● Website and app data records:

- Opening Delimiter -

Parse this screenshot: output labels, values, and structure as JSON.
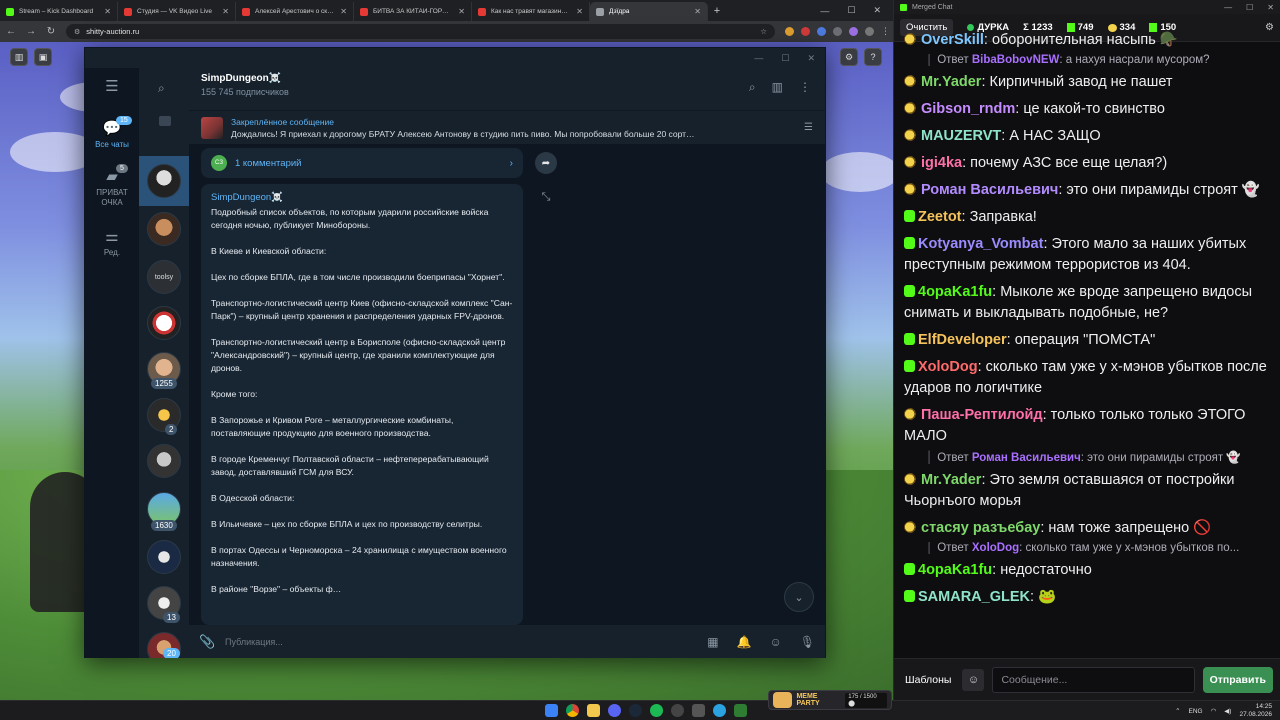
{
  "browser": {
    "tabs": [
      {
        "title": "Stream – Kick Dashboard",
        "color": "#53fc18"
      },
      {
        "title": "Студия — VK Видео Live",
        "color": "#e53935"
      },
      {
        "title": "Алексей Арестович о скандале…",
        "color": "#e53935"
      },
      {
        "title": "БИТВА ЗА КИТАЙ-ГОРОД: НЕ…",
        "color": "#e53935"
      },
      {
        "title": "Как нас травят магазины: Все…",
        "color": "#e53935"
      },
      {
        "title": "Дзїдра",
        "color": "#9aa0a6"
      }
    ],
    "url": "shitty-auction.ru"
  },
  "telegram": {
    "rail": [
      {
        "label": "Все чаты",
        "badge": "15",
        "icon": "chat-bubbles-icon"
      },
      {
        "label": "ПРИВАТ ОЧКА",
        "badge": "5",
        "icon": "folder-icon"
      },
      {
        "label": "Ред.",
        "badge": "",
        "icon": "sliders-icon"
      }
    ],
    "chat_badges": [
      "1255",
      "2",
      "1630",
      "13",
      "20"
    ],
    "channel_name": "SimpDungeon☠️",
    "subscribers": "155 745 подписчиков",
    "pinned_title": "Закреплённое сообщение",
    "pinned_text": "Дождались!   Я приехал к дорогому БРАТУ Алексею Антонову в студию пить пиво. Мы попробовали больше 20 сорт…",
    "comments": "1 комментарий",
    "comment_avatar": "СЗ",
    "post_author": "SimpDungeon☠️",
    "post_paragraphs": [
      "Подробный список объектов, по которым ударили российские войска сегодня ночью, публикует Минобороны.",
      "В Киеве и Киевской области:",
      "Цех по сборке БПЛА, где в том числе производили боеприпасы \"Хорнет\".",
      "Транспортно-логистический центр Киев (офисно-складской комплекс \"Сан-Парк\") – крупный центр хранения и распределения ударных FPV-дронов.",
      "Транспортно-логистический центр в Борисполе (офисно-складской центр \"Александровский\") – крупный центр, где хранили комплектующие для дронов.",
      "Кроме того:",
      "В Запорожье и Кривом Роге – металлургические комбинаты, поставляющие продукцию для военного производства.",
      "В городе Кременчуг Полтавской области – нефтеперерабатывающий завод, доставлявший ГСМ для ВСУ.",
      "В Одесской области:",
      "В Ильичевке – цех по сборке БПЛА и цех по производству селитры.",
      "В портах Одессы и Черноморска – 24 хранилища с имуществом военного назначения.",
      "В районе \"Ворзе\" – объекты ф…"
    ],
    "composer_placeholder": "Публикация..."
  },
  "chat": {
    "window_title": "Merged Chat",
    "clear_label": "Очистить",
    "stats": [
      {
        "label": "ДУРКА",
        "icon": "live-dot"
      },
      {
        "label": "Σ 1233",
        "icon": ""
      },
      {
        "label": "749",
        "icon": "kick-icon"
      },
      {
        "label": "334",
        "icon": "bee-icon"
      },
      {
        "label": "150",
        "icon": "kick-icon"
      }
    ],
    "messages": [
      {
        "type": "msg",
        "platform": "bee",
        "user": "OverSkill",
        "color": "#7ec7ff",
        "text": "оборонительная насыпь 🪖"
      },
      {
        "type": "reply",
        "prefix": "Ответ",
        "user": "BibaBobovNEW",
        "text": "а нахуя насрали мусором?"
      },
      {
        "type": "msg",
        "platform": "bee",
        "user": "Mr.Yader",
        "color": "#7fd86a",
        "text": "Кирпичный завод не пашет"
      },
      {
        "type": "msg",
        "platform": "bee",
        "user": "Gibson_rndm",
        "color": "#c58cff",
        "text": "це какой-то свинство"
      },
      {
        "type": "msg",
        "platform": "bee",
        "user": "MAUZERVT",
        "color": "#8fe3c8",
        "text": "А НАС ЗАЩО"
      },
      {
        "type": "msg",
        "platform": "bee",
        "user": "igi4ka",
        "color": "#ff6fa8",
        "text": "почему АЗС все еще целая?)"
      },
      {
        "type": "msg",
        "platform": "bee",
        "user": "Роман Васильевич",
        "color": "#b28cff",
        "text": "это они пирамиды строят 👻"
      },
      {
        "type": "msg",
        "platform": "kick",
        "user": "Zeetot",
        "color": "#f6c35b",
        "text": "Заправка!"
      },
      {
        "type": "msg",
        "platform": "kick",
        "user": "Kotyanya_Vombat",
        "color": "#9a8cff",
        "text": "Этого мало за наших убитых преступным режимом террористов из 404."
      },
      {
        "type": "msg",
        "platform": "kick",
        "user": "4opaKa1fu",
        "color": "#53fc18",
        "text": "Мыколе же вроде запрещено видосы снимать и выкладывать подобные, не?"
      },
      {
        "type": "msg",
        "platform": "kick",
        "user": "ElfDeveloper",
        "color": "#f6c35b",
        "text": "операция \"ПОМСТА\""
      },
      {
        "type": "msg",
        "platform": "kick",
        "user": "XoloDog",
        "color": "#ff6b6b",
        "text": "сколько там уже у х-мэнов убытков после ударов по логичтике"
      },
      {
        "type": "msg",
        "platform": "bee",
        "user": "Паша-Рептилойд",
        "color": "#ff6fa8",
        "text": "только только только ЭТОГО МАЛО"
      },
      {
        "type": "reply",
        "prefix": "Ответ",
        "user": "Роман Васильевич",
        "text": "это они пирамиды строят 👻"
      },
      {
        "type": "msg",
        "platform": "bee",
        "user": "Mr.Yader",
        "color": "#7fd86a",
        "text": "Это земля оставшаяся от постройки Чьорнъого морья"
      },
      {
        "type": "msg",
        "platform": "bee",
        "user": "стасяу разъебау",
        "color": "#7fd86a",
        "text": "нам тоже запрещено 🚫"
      },
      {
        "type": "reply",
        "prefix": "Ответ",
        "user": "XoloDog",
        "text": "сколько там уже у х-мэнов убытков по..."
      },
      {
        "type": "msg",
        "platform": "kick",
        "user": "4opaKa1fu",
        "color": "#53fc18",
        "text": "недостаточно"
      },
      {
        "type": "msg",
        "platform": "kick",
        "user": "SAMARA_GLEK",
        "color": "#8fe3c8",
        "text": "🐸"
      }
    ],
    "templates_label": "Шаблоны",
    "input_placeholder": "Сообщение...",
    "send_label": "Отправить"
  },
  "overlay": {
    "title": "MEME PARTY",
    "count": "175 / 1500 ⬤"
  },
  "taskbar": {
    "lang": "ENG",
    "time": "14:25",
    "date": "27.08.2026"
  }
}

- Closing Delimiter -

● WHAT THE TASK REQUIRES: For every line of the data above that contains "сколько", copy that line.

● RESULT:
        "text": "сколько там уже у х-мэнов убытков после ударов по логичтике"
        "text": "сколько там уже у х-мэнов убытков по..."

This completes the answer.